What is needed:
Write out every entry precisely as given, leaving the pictures out.

Records for the task:
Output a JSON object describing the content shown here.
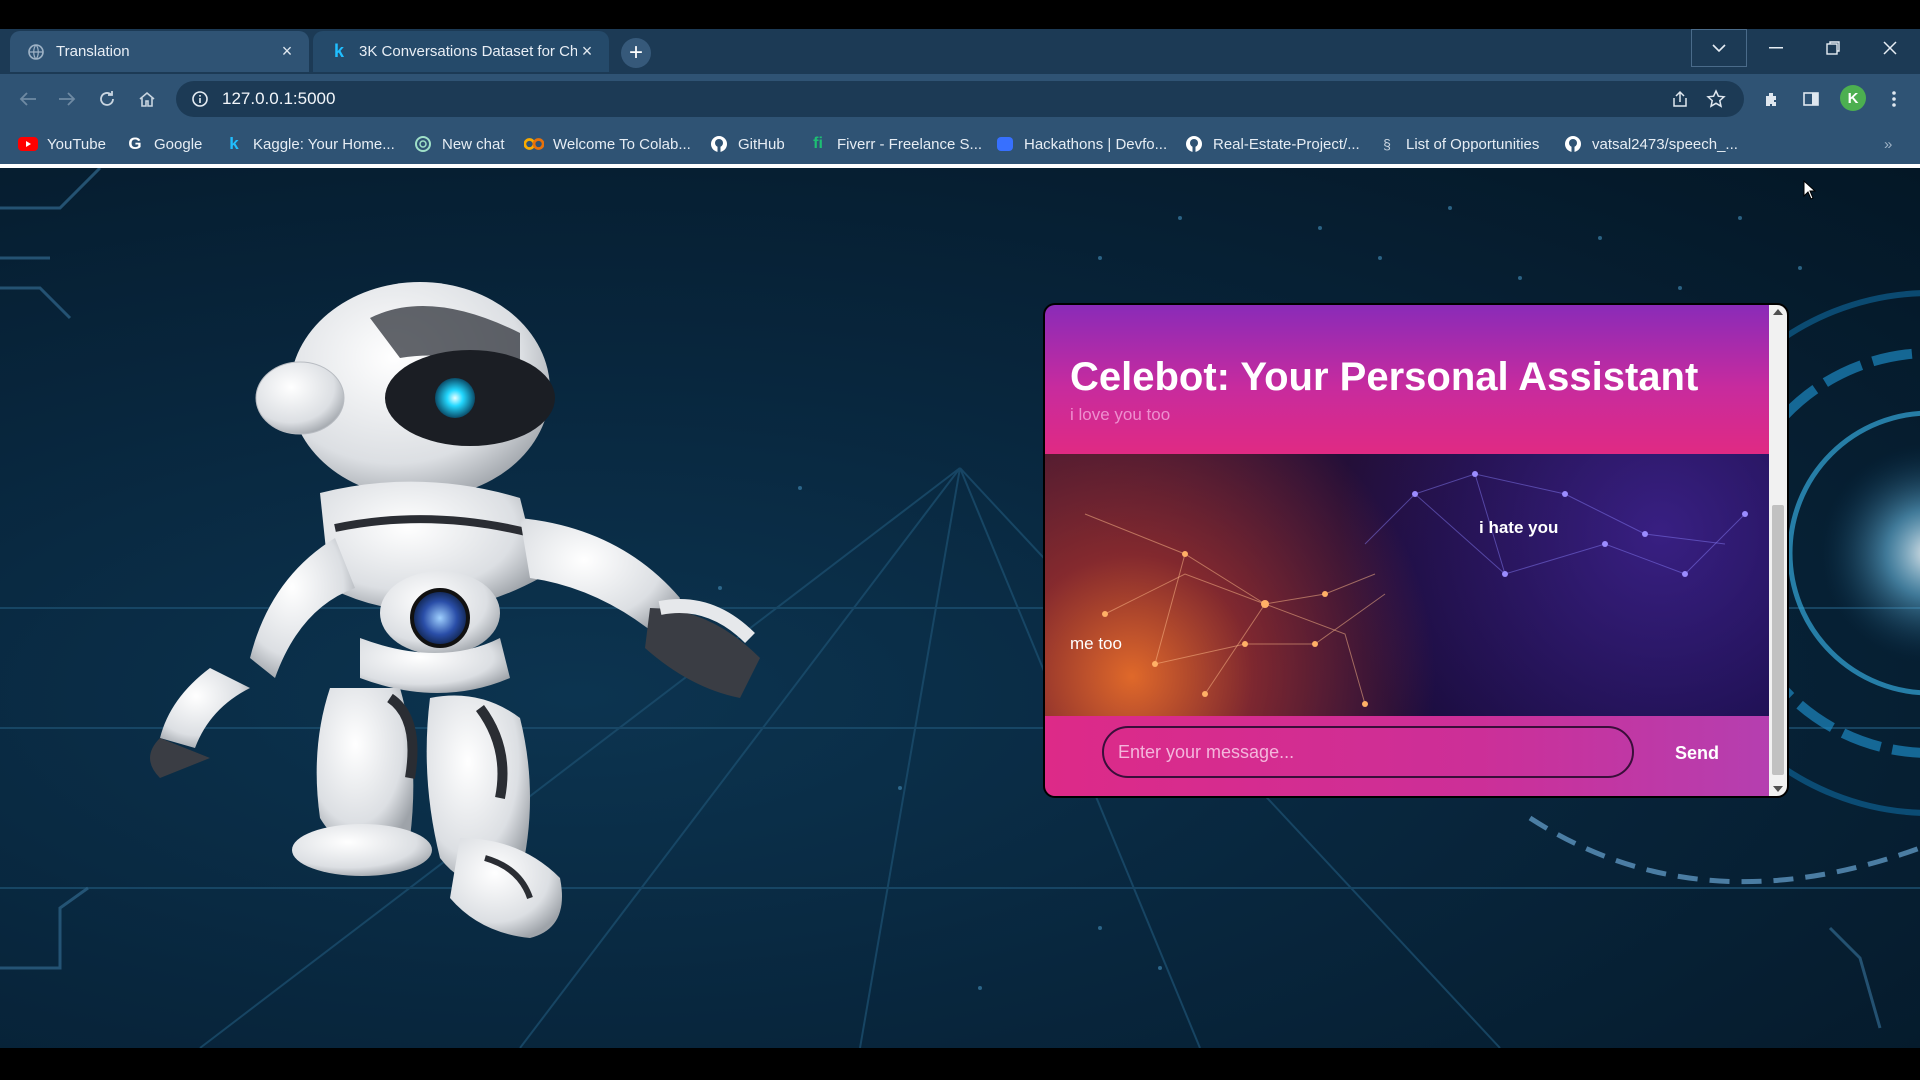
{
  "browser": {
    "tabs": [
      {
        "title": "Translation",
        "active": true
      },
      {
        "title": "3K Conversations Dataset for Chatbot",
        "active": false
      }
    ],
    "new_tab_label": "+",
    "address_bar": {
      "url": "127.0.0.1:5000"
    },
    "profile_initial": "K",
    "bookmarks": [
      {
        "label": "YouTube",
        "icon": "youtube-icon"
      },
      {
        "label": "Google",
        "icon": "google-icon"
      },
      {
        "label": "Kaggle: Your Home...",
        "icon": "kaggle-icon"
      },
      {
        "label": "New chat",
        "icon": "openai-icon"
      },
      {
        "label": "Welcome To Colab...",
        "icon": "colab-icon"
      },
      {
        "label": "GitHub",
        "icon": "github-icon"
      },
      {
        "label": "Fiverr - Freelance S...",
        "icon": "fiverr-icon"
      },
      {
        "label": "Hackathons | Devfo...",
        "icon": "devfolio-icon"
      },
      {
        "label": "Real-Estate-Project/...",
        "icon": "github-icon"
      },
      {
        "label": "List of Opportunities",
        "icon": "list-icon"
      },
      {
        "label": "vatsal2473/speech_...",
        "icon": "github-icon"
      }
    ]
  },
  "chat": {
    "title": "Celebot: Your Personal Assistant",
    "subtitle": "i love you too",
    "messages": [
      {
        "from": "user",
        "text": "i hate you"
      },
      {
        "from": "bot",
        "text": "me too"
      }
    ],
    "input_placeholder": "Enter your message...",
    "send_label": "Send"
  },
  "colors": {
    "browser_frame": "#2f5374",
    "tab_strip": "#1c3a55",
    "header_gradient_start": "#8a2bb8",
    "header_gradient_end": "#e02a83",
    "footer_pink": "#dd2a88",
    "page_background": "#08263d"
  }
}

Your response:
Output a JSON object describing the content shown here.
{
  "browser": {
    "tabs": [
      {
        "title": "Translation",
        "active": true
      },
      {
        "title": "3K Conversations Dataset for Chatbot",
        "active": false
      }
    ],
    "new_tab_label": "+",
    "address_bar": {
      "url": "127.0.0.1:5000"
    },
    "profile_initial": "K",
    "bookmarks": [
      {
        "label": "YouTube",
        "icon": "youtube-icon"
      },
      {
        "label": "Google",
        "icon": "google-icon"
      },
      {
        "label": "Kaggle: Your Home...",
        "icon": "kaggle-icon"
      },
      {
        "label": "New chat",
        "icon": "openai-icon"
      },
      {
        "label": "Welcome To Colab...",
        "icon": "colab-icon"
      },
      {
        "label": "GitHub",
        "icon": "github-icon"
      },
      {
        "label": "Fiverr - Freelance S...",
        "icon": "fiverr-icon"
      },
      {
        "label": "Hackathons | Devfo...",
        "icon": "devfolio-icon"
      },
      {
        "label": "Real-Estate-Project/...",
        "icon": "github-icon"
      },
      {
        "label": "List of Opportunities",
        "icon": "list-icon"
      },
      {
        "label": "vatsal2473/speech_...",
        "icon": "github-icon"
      }
    ]
  },
  "chat": {
    "title": "Celebot: Your Personal Assistant",
    "subtitle": "i love you too",
    "messages": [
      {
        "from": "user",
        "text": "i hate you"
      },
      {
        "from": "bot",
        "text": "me too"
      }
    ],
    "input_placeholder": "Enter your message...",
    "send_label": "Send"
  },
  "colors": {
    "browser_frame": "#2f5374",
    "tab_strip": "#1c3a55",
    "header_gradient_start": "#8a2bb8",
    "header_gradient_end": "#e02a83",
    "footer_pink": "#dd2a88",
    "page_background": "#08263d"
  }
}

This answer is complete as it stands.